Not knowing what the afterlife would consist of made it difficult to select the most appropriate items. Would it be somewhere where I would feel extremely, not to say, uncomfortably, hot? Perhaps tropical gear and sun cream were in order. On the other hand, I might find myself in Valhalla, in which case a good supply of painkillers and several bottles of mineral water would help with the inevitable hangover.
I had heard that certain religions promised a vast supply of virgins. Not being one to take chances, perhaps a large pack of condoms? I began to regret my lack of interest in comparative religions.
I always thought of myself as “Christmas C of E,” in which case I was looking at a rather damp, cloudy environment and would probably need throat lozenges, as I’d never found time to learn the harp.
Pennies, to pay the Ferryman? No sign of a river, so that was probably out.
Eventually, I decided to seek advice.
“What should I pack?” I asked Death, who was beginning to look a little impatient.
“Whatever you cannot bear to leave behind.”
Toothbrush? Deodorant? Clean underwear? None of them seemed to be so vital in the greater scheme of things.
Photographs? No, I would always carry the memories of my beloved family and friends, of the long and happy years of my life, with me, without the need for copies of them as reminders.
Suddenly, the answer was clear.
“Nothing,” I said firmly.
Death smiled to himself as only a skull can smile.
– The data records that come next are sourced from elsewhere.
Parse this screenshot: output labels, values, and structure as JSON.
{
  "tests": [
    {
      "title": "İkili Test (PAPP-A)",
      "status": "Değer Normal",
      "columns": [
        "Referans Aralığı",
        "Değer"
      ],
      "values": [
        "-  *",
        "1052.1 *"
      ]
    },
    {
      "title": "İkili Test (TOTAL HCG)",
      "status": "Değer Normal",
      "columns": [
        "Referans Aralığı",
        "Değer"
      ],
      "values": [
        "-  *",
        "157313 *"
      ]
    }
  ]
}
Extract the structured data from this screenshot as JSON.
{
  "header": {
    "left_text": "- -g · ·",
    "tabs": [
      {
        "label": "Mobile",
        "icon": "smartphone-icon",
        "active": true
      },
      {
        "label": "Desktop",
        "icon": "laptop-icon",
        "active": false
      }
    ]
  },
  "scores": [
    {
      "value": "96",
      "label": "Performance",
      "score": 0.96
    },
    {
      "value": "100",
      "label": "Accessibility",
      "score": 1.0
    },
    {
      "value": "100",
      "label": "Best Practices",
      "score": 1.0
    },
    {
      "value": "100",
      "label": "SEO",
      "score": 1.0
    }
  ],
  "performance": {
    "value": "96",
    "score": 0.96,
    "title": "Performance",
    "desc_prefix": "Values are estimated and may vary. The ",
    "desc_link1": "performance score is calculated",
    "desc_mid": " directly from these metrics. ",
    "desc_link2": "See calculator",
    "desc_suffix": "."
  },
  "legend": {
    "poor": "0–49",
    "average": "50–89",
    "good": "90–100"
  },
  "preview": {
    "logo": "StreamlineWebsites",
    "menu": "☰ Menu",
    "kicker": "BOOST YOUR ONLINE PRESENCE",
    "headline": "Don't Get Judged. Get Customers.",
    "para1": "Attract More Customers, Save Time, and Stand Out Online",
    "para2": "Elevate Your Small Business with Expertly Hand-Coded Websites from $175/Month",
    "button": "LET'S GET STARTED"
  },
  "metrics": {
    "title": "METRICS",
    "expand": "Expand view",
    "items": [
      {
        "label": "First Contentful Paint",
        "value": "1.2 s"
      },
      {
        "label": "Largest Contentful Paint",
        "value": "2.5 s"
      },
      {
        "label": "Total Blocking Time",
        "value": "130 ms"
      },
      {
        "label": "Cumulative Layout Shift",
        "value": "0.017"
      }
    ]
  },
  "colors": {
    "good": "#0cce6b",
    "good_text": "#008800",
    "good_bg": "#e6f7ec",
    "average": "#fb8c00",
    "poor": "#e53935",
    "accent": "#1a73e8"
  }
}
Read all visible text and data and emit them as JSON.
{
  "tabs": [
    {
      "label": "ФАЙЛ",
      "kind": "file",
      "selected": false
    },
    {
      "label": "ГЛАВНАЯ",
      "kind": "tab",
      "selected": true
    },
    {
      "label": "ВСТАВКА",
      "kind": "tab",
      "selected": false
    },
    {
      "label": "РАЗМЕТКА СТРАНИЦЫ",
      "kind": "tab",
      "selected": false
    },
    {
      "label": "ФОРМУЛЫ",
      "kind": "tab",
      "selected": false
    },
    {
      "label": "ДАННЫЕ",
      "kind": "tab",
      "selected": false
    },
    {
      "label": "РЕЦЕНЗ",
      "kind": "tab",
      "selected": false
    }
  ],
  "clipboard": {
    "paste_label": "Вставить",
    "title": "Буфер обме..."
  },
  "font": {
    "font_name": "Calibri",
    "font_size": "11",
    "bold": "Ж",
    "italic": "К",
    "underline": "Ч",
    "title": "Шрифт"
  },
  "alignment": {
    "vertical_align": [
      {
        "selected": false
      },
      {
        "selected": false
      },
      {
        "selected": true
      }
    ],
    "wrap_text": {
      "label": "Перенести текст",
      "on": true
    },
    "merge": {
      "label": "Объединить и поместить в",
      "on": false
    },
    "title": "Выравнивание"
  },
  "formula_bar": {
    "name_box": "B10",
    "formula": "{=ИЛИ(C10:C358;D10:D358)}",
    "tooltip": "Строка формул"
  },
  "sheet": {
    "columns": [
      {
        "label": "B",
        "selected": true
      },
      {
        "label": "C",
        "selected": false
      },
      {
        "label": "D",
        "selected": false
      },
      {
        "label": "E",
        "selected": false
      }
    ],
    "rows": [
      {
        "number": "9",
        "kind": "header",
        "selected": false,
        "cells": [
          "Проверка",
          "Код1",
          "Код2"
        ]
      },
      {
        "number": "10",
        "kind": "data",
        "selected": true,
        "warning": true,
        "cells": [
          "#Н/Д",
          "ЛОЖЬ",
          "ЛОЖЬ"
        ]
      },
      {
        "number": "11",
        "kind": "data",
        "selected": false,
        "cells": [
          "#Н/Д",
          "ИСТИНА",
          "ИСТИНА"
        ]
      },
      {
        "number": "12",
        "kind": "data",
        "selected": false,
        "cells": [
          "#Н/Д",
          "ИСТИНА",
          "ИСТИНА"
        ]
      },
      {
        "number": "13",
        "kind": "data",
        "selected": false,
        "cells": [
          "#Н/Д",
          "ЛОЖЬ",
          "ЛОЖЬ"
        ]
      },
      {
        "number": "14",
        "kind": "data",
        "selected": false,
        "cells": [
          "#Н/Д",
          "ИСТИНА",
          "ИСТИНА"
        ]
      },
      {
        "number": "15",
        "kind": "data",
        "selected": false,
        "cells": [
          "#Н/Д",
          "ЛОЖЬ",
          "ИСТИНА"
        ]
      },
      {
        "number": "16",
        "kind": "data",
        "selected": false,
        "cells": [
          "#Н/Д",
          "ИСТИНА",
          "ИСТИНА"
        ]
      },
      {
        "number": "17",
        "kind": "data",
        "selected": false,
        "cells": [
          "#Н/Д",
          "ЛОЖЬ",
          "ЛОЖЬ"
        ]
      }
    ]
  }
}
He tucked the empty suitcase into his robe and led me gently to the welcoming light.